In the years of doing Philly Beer Week, the week (plus) long celebration of America’s Best Beer-Drinking City, I’ve learned one important lesson in how to make it through: pace yourself. With over 1,000 events in ten days, you can’t possibly hit up everything. In fact, you won’t even be able to make it to many of the events that sound appealing because they either conflict with each other or you need to rest or stay sober one or two nights. Instead, the best practice is to make it to a maximum of perhaps one event a night (ok, maybe two, if you do the other one during the day). Go through the list, pick and choose some favorites and enjoy those without feeling bad about missing others.
The second most important advice: find events for brewers you don’t experience often or for specialty beers. There are so many great regional brewers, and most have special events throughout the week. Likewise, there are many brewers from other parts of the country who produce beers we don’t typically get here in town. Take advantage of their presence.
Philly Beer Week has become the largest beer festival, in terms of events, in the country devoted to craft beer. Let’s all enjoy.
It wasn’t easy, and it took an extension of time along with some additional promotional rewards, but Saint Benjamin Brewing reached and surpassed its Lucky Ant fundraising campaign. Brewer Tim Patton extended the fundraising period to May 8 and also offered up open bar tickets to the grand opening party for the brewery when it opens this fall. With the goal of $20,000, Saint Benjamin raised $21,275 (if it did not meet the goal, everyone would have gotten their money back with no promotional rewards), which will allow it to restore the exterior of the historic building and facade. More importantly, it will allow Saint Benjamin to move closer to finally opening and serve the many folks who have supported the brewery and are eager to collect on their promotional rewards.
There are over 2,400 breweries operating in the U.S. That number will be even higher by the end of the year, as the number of small and independent brewers increases. Enthusiasm for good craft beer is still growing, with craft beers now accounting for 10 percent of sales of all beers.
So you brew beer at home and now you want to join these ranks and open up your own brewery in Philadelphia? Piece of cake, right? Not quite.
Fishtown resident Tim Patton is starting his own nanobrewery called Saint Benjamin Brewing Company. Though the brewery was incorporated back in 2010, Tim still is in the process of taking all the necessary steps before he can open up later this year. The long “delay” is all thanks to state and city requirements and restrictions.
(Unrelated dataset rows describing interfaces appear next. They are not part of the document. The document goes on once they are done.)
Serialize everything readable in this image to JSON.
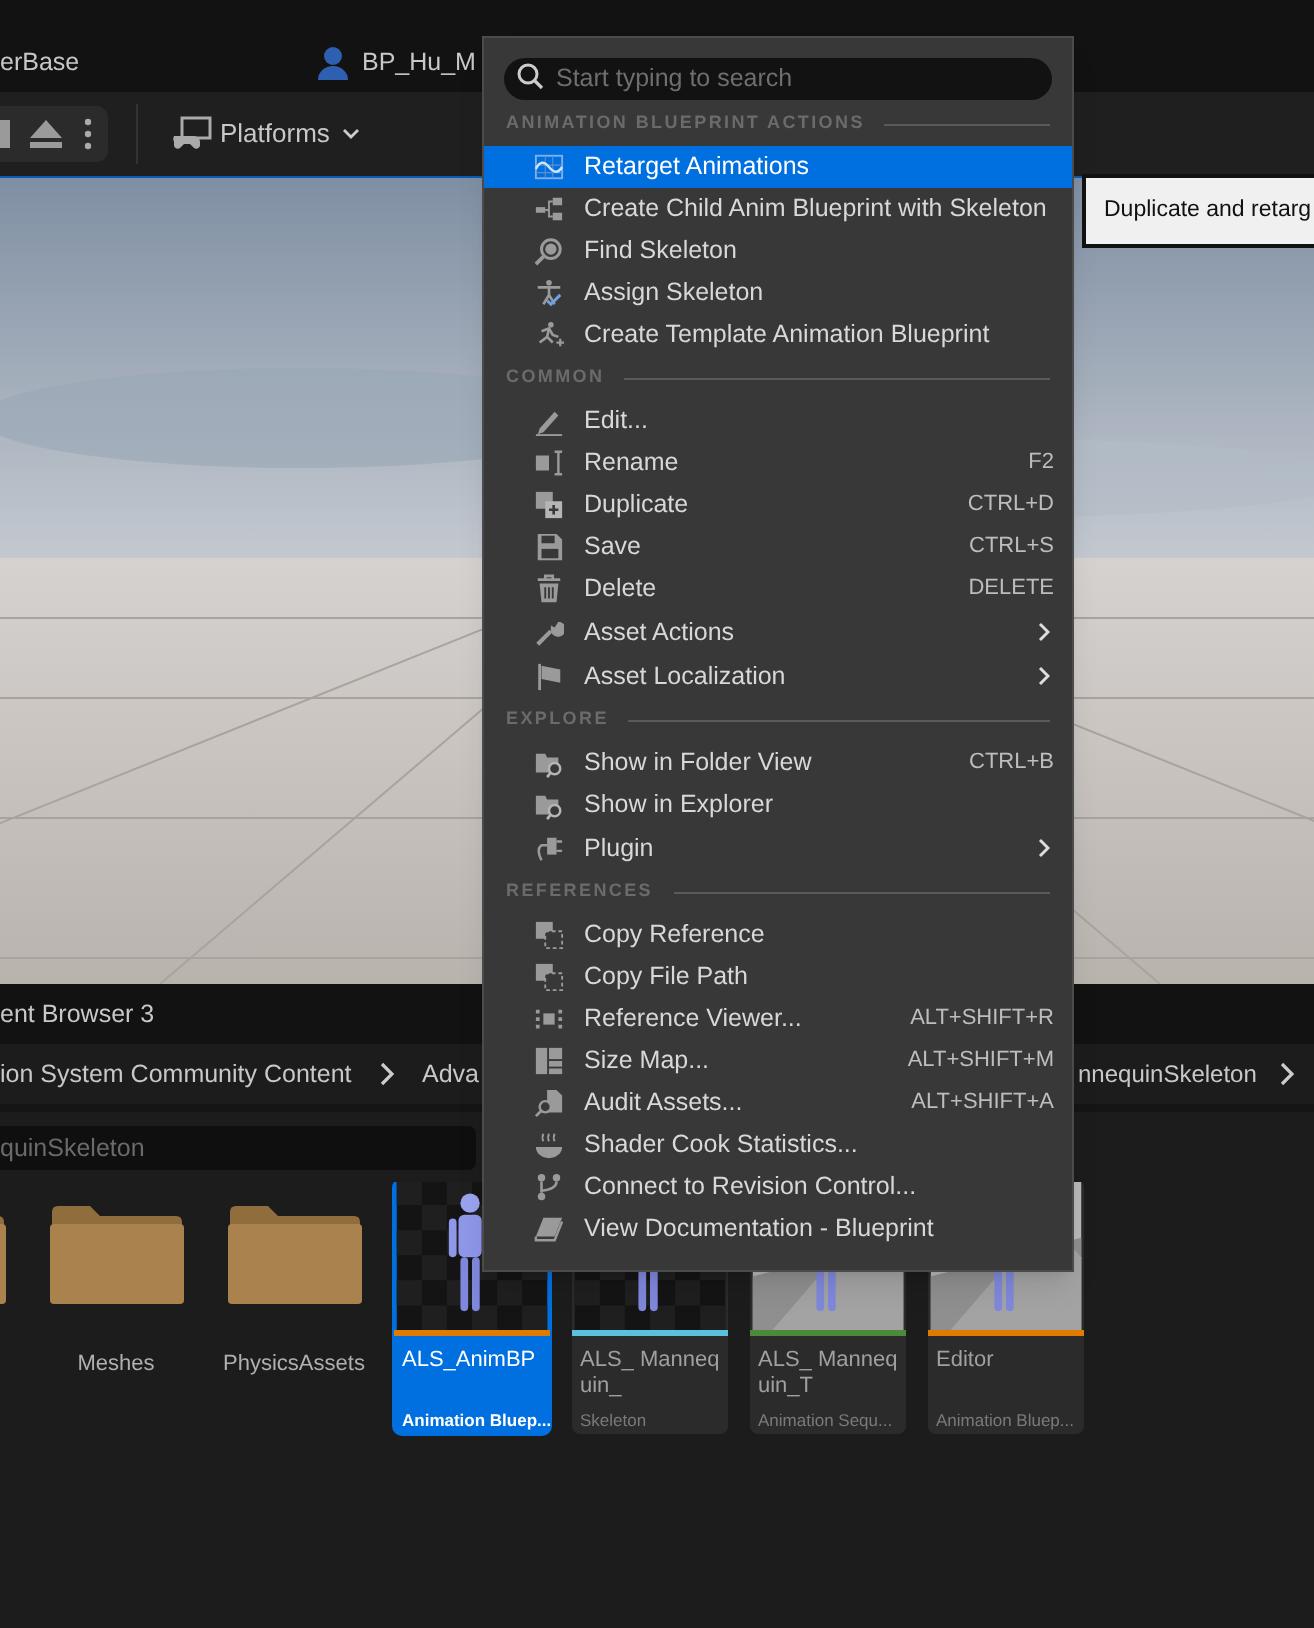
{
  "editor_tabs": [
    {
      "label": "erBase",
      "kind": "plain"
    },
    {
      "label": "BP_Hu_M",
      "kind": "blueprint"
    }
  ],
  "toolbar": {
    "platforms_label": "Platforms"
  },
  "context_menu": {
    "search_placeholder": "Start typing to search",
    "sections": [
      {
        "title": "ANIMATION BLUEPRINT ACTIONS",
        "items": [
          {
            "label": "Retarget Animations",
            "selected": true,
            "submenu": false
          },
          {
            "label": "Create Child Anim Blueprint with Skeleton",
            "selected": false,
            "submenu": false
          },
          {
            "label": "Find Skeleton",
            "selected": false,
            "submenu": false
          },
          {
            "label": "Assign Skeleton",
            "selected": false,
            "submenu": false
          },
          {
            "label": "Create Template Animation Blueprint",
            "selected": false,
            "submenu": false
          }
        ]
      },
      {
        "title": "COMMON",
        "items": [
          {
            "label": "Edit...",
            "selected": false,
            "submenu": false
          },
          {
            "label": "Rename",
            "shortcut": "F2",
            "selected": false,
            "submenu": false
          },
          {
            "label": "Duplicate",
            "shortcut": "CTRL+D",
            "selected": false,
            "submenu": false
          },
          {
            "label": "Save",
            "shortcut": "CTRL+S",
            "selected": false,
            "submenu": false
          },
          {
            "label": "Delete",
            "shortcut": "DELETE",
            "selected": false,
            "submenu": false
          },
          {
            "label": "Asset Actions",
            "selected": false,
            "submenu": true
          },
          {
            "label": "Asset Localization",
            "selected": false,
            "submenu": true
          }
        ]
      },
      {
        "title": "EXPLORE",
        "items": [
          {
            "label": "Show in Folder View",
            "shortcut": "CTRL+B",
            "selected": false,
            "submenu": false
          },
          {
            "label": "Show in Explorer",
            "selected": false,
            "submenu": false
          },
          {
            "label": "Plugin",
            "selected": false,
            "submenu": true
          }
        ]
      },
      {
        "title": "REFERENCES",
        "items": [
          {
            "label": "Copy Reference",
            "selected": false,
            "submenu": false
          },
          {
            "label": "Copy File Path",
            "selected": false,
            "submenu": false
          },
          {
            "label": "Reference Viewer...",
            "shortcut": "ALT+SHIFT+R",
            "selected": false,
            "submenu": false
          },
          {
            "label": "Size Map...",
            "shortcut": "ALT+SHIFT+M",
            "selected": false,
            "submenu": false
          },
          {
            "label": "Audit Assets...",
            "shortcut": "ALT+SHIFT+A",
            "selected": false,
            "submenu": false
          },
          {
            "label": "Shader Cook Statistics...",
            "selected": false,
            "submenu": false
          },
          {
            "label": "Connect to Revision Control...",
            "selected": false,
            "submenu": false
          },
          {
            "label": "View Documentation - Blueprint",
            "selected": false,
            "submenu": false
          }
        ]
      }
    ]
  },
  "tooltip": {
    "text": "Duplicate and retarg"
  },
  "content_browser": {
    "tab_label": "ent Browser 3",
    "breadcrumbs": [
      "ion System Community Content",
      "Adva",
      "nnequinSkeleton"
    ],
    "search_value": "quinSkeleton",
    "items": [
      {
        "kind": "folder",
        "selected": false
      },
      {
        "kind": "folder",
        "name": "Meshes",
        "selected": false
      },
      {
        "kind": "folder",
        "name": "PhysicsAssets",
        "selected": false
      },
      {
        "kind": "asset",
        "name": "ALS_AnimBP",
        "type": "Animation Bluep...",
        "color": "#e07b00",
        "selected": true
      },
      {
        "kind": "asset",
        "name": "ALS_ Mannequin_",
        "type": "Skeleton",
        "color": "#5bc0de",
        "selected": false
      },
      {
        "kind": "asset",
        "name": "ALS_ Mannequin_T",
        "type": "Animation Sequ...",
        "color": "#4a8a3a",
        "selected": false
      },
      {
        "kind": "asset",
        "name": "Editor",
        "type": "Animation Bluep...",
        "color": "#e07b00",
        "selected": false
      }
    ]
  }
}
Given all the barriers, it’s not surprising few small breweries have opened up within city limits.
It’s not a restaurant, per se, though you will likely end up having some amazing dishes. Nor is it, despite the suggestive name, a cooking class, though you do receive many of the recipes for the meal.
So what exactly is COOK, the small, window-filled, yet blinds-drawn space at the corner of 20th and South Rittenhouse? Essentially, it’s a kitchen-classroom featuring demonstrations by some of the city’s best chefs. Instead of having to serve full restaurants, the chefs are cooking private meals for 16-20 “students”. For attendees, one of the biggest draws is to be able to interact with the chefs, as they tell the stories and reasoning behind the dishes.
Curiosity (and rave reviews from friends who’ve been) finally convinced me to give COOK a try. What better way to experience COOK than to pay homage to my Filipino heritage with “A Filipino Feast With Lou Boquila of Audrey Claire, Hosted by Drew Lazor?” The night was certainly one to remember. Here’s the recap of exactly what goes on at COOK.